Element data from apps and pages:
# # # # #

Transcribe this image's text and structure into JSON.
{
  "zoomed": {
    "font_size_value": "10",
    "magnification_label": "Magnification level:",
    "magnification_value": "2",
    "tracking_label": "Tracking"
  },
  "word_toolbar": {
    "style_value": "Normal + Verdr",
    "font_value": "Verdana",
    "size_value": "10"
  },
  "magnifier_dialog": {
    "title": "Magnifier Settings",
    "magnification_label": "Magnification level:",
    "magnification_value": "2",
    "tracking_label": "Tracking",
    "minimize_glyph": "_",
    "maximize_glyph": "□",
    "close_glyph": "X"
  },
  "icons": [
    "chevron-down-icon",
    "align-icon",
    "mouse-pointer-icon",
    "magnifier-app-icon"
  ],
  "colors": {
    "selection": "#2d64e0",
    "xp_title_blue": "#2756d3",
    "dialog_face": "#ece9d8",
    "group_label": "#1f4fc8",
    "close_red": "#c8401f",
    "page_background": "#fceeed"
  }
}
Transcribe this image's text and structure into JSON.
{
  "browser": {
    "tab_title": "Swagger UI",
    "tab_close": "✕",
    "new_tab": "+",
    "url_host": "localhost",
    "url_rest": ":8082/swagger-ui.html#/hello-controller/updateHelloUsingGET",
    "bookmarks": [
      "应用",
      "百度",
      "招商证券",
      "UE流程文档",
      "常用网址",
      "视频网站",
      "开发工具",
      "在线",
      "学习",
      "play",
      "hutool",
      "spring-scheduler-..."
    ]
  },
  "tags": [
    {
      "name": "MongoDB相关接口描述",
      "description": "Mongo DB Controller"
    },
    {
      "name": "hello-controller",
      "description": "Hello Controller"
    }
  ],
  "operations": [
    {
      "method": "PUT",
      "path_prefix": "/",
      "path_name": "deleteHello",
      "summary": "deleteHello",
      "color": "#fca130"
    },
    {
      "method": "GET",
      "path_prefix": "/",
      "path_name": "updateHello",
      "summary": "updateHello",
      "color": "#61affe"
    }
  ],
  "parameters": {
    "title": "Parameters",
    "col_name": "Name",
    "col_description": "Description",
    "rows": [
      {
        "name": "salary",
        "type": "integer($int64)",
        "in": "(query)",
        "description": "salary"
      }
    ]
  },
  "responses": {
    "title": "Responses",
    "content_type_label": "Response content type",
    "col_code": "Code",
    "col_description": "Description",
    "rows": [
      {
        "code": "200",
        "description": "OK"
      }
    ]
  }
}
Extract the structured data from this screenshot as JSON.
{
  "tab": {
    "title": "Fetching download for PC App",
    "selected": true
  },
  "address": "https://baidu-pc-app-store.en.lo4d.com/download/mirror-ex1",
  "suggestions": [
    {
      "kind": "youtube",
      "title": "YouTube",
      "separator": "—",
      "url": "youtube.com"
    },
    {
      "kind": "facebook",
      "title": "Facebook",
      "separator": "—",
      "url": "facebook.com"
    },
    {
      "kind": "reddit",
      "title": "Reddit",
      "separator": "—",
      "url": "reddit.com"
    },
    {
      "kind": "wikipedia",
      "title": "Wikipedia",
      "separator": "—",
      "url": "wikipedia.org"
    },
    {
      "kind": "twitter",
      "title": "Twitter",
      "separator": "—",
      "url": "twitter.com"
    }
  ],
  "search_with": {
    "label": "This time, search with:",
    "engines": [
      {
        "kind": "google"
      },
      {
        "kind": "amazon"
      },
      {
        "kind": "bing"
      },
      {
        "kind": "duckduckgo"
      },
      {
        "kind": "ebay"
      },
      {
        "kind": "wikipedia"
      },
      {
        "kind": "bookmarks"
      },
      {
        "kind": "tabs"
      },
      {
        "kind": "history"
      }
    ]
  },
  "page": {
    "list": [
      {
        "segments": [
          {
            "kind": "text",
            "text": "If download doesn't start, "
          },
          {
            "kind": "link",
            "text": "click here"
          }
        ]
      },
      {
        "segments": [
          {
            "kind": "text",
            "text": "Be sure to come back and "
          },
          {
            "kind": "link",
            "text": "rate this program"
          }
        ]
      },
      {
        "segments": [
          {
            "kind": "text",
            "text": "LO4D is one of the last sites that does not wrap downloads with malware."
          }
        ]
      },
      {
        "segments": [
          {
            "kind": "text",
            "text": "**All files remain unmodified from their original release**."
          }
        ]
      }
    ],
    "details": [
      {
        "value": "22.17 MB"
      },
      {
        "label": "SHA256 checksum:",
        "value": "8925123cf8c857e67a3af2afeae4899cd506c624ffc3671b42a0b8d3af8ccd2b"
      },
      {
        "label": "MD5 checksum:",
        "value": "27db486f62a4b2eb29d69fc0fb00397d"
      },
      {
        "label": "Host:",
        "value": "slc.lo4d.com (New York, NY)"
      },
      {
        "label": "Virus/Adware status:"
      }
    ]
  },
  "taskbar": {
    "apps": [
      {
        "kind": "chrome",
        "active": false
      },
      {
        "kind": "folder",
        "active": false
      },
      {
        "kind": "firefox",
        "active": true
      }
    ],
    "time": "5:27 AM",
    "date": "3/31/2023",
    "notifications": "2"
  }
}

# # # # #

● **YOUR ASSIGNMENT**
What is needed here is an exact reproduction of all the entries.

● **EXERCISE SOLUTION**
Transcribe this image's text and structure into JSON.
{
  "zoomed": {
    "font_size_value": "10",
    "magnification_label": "Magnification level:",
    "magnification_value": "2",
    "tracking_label": "Tracking"
  },
  "word_toolbar": {
    "style_value": "Normal + Verdr",
    "font_value": "Verdana",
    "size_value": "10"
  },
  "magnifier_dialog": {
    "title": "Magnifier Settings",
    "magnification_label": "Magnification level:",
    "magnification_value": "2",
    "tracking_label": "Tracking",
    "minimize_glyph": "_",
    "maximize_glyph": "□",
    "close_glyph": "X"
  },
  "icons": [
    "chevron-down-icon",
    "align-icon",
    "mouse-pointer-icon",
    "magnifier-app-icon"
  ],
  "colors": {
    "selection": "#2d64e0",
    "xp_title_blue": "#2756d3",
    "dialog_face": "#ece9d8",
    "group_label": "#1f4fc8",
    "close_red": "#c8401f",
    "page_background": "#fceeed"
  }
}
Transcribe this image's text and structure into JSON.
{
  "browser": {
    "tab_title": "Swagger UI",
    "tab_close": "✕",
    "new_tab": "+",
    "url_host": "localhost",
    "url_rest": ":8082/swagger-ui.html#/hello-controller/updateHelloUsingGET",
    "bookmarks": [
      "应用",
      "百度",
      "招商证券",
      "UE流程文档",
      "常用网址",
      "视频网站",
      "开发工具",
      "在线",
      "学习",
      "play",
      "hutool",
      "spring-scheduler-..."
    ]
  },
  "tags": [
    {
      "name": "MongoDB相关接口描述",
      "description": "Mongo DB Controller"
    },
    {
      "name": "hello-controller",
      "description": "Hello Controller"
    }
  ],
  "operations": [
    {
      "method": "PUT",
      "path_prefix": "/",
      "path_name": "deleteHello",
      "summary": "deleteHello",
      "color": "#fca130"
    },
    {
      "method": "GET",
      "path_prefix": "/",
      "path_name": "updateHello",
      "summary": "updateHello",
      "color": "#61affe"
    }
  ],
  "parameters": {
    "title": "Parameters",
    "col_name": "Name",
    "col_description": "Description",
    "rows": [
      {
        "name": "salary",
        "type": "integer($int64)",
        "in": "(query)",
        "description": "salary"
      }
    ]
  },
  "responses": {
    "title": "Responses",
    "content_type_label": "Response content type",
    "col_code": "Code",
    "col_description": "Description",
    "rows": [
      {
        "code": "200",
        "description": "OK"
      }
    ]
  }
}
Extract the structured data from this screenshot as JSON.
{
  "tab": {
    "title": "Fetching download for PC App",
    "selected": true
  },
  "address": "https://baidu-pc-app-store.en.lo4d.com/download/mirror-ex1",
  "suggestions": [
    {
      "kind": "youtube",
      "title": "YouTube",
      "separator": "—",
      "url": "youtube.com"
    },
    {
      "kind": "facebook",
      "title": "Facebook",
      "separator": "—",
      "url": "facebook.com"
    },
    {
      "kind": "reddit",
      "title": "Reddit",
      "separator": "—",
      "url": "reddit.com"
    },
    {
      "kind": "wikipedia",
      "title": "Wikipedia",
      "separator": "—",
      "url": "wikipedia.org"
    },
    {
      "kind": "twitter",
      "title": "Twitter",
      "separator": "—",
      "url": "twitter.com"
    }
  ],
  "search_with": {
    "label": "This time, search with:",
    "engines": [
      {
        "kind": "google"
      },
      {
        "kind": "amazon"
      },
      {
        "kind": "bing"
      },
      {
        "kind": "duckduckgo"
      },
      {
        "kind": "ebay"
      },
      {
        "kind": "wikipedia"
      },
      {
        "kind": "bookmarks"
      },
      {
        "kind": "tabs"
      },
      {
        "kind": "history"
      }
    ]
  },
  "page": {
    "list": [
      {
        "segments": [
          {
            "kind": "text",
            "text": "If download doesn't start, "
          },
          {
            "kind": "link",
            "text": "click here"
          }
        ]
      },
      {
        "segments": [
          {
            "kind": "text",
            "text": "Be sure to come back and "
          },
          {
            "kind": "link",
            "text": "rate this program"
          }
        ]
      },
      {
        "segments": [
          {
            "kind": "text",
            "text": "LO4D is one of the last sites that does not wrap downloads with malware."
          }
        ]
      },
      {
        "segments": [
          {
            "kind": "text",
            "text": "**All files remain unmodified from their original release**."
          }
        ]
      }
    ],
    "details": [
      {
        "value": "22.17 MB"
      },
      {
        "label": "SHA256 checksum:",
        "value": "8925123cf8c857e67a3af2afeae4899cd506c624ffc3671b42a0b8d3af8ccd2b"
      },
      {
        "label": "MD5 checksum:",
        "value": "27db486f62a4b2eb29d69fc0fb00397d"
      },
      {
        "label": "Host:",
        "value": "slc.lo4d.com (New York, NY)"
      },
      {
        "label": "Virus/Adware status:"
      }
    ]
  },
  "taskbar": {
    "apps": [
      {
        "kind": "chrome",
        "active": false
      },
      {
        "kind": "folder",
        "active": false
      },
      {
        "kind": "firefox",
        "active": true
      }
    ],
    "time": "5:27 AM",
    "date": "3/31/2023",
    "notifications": "2"
  }
}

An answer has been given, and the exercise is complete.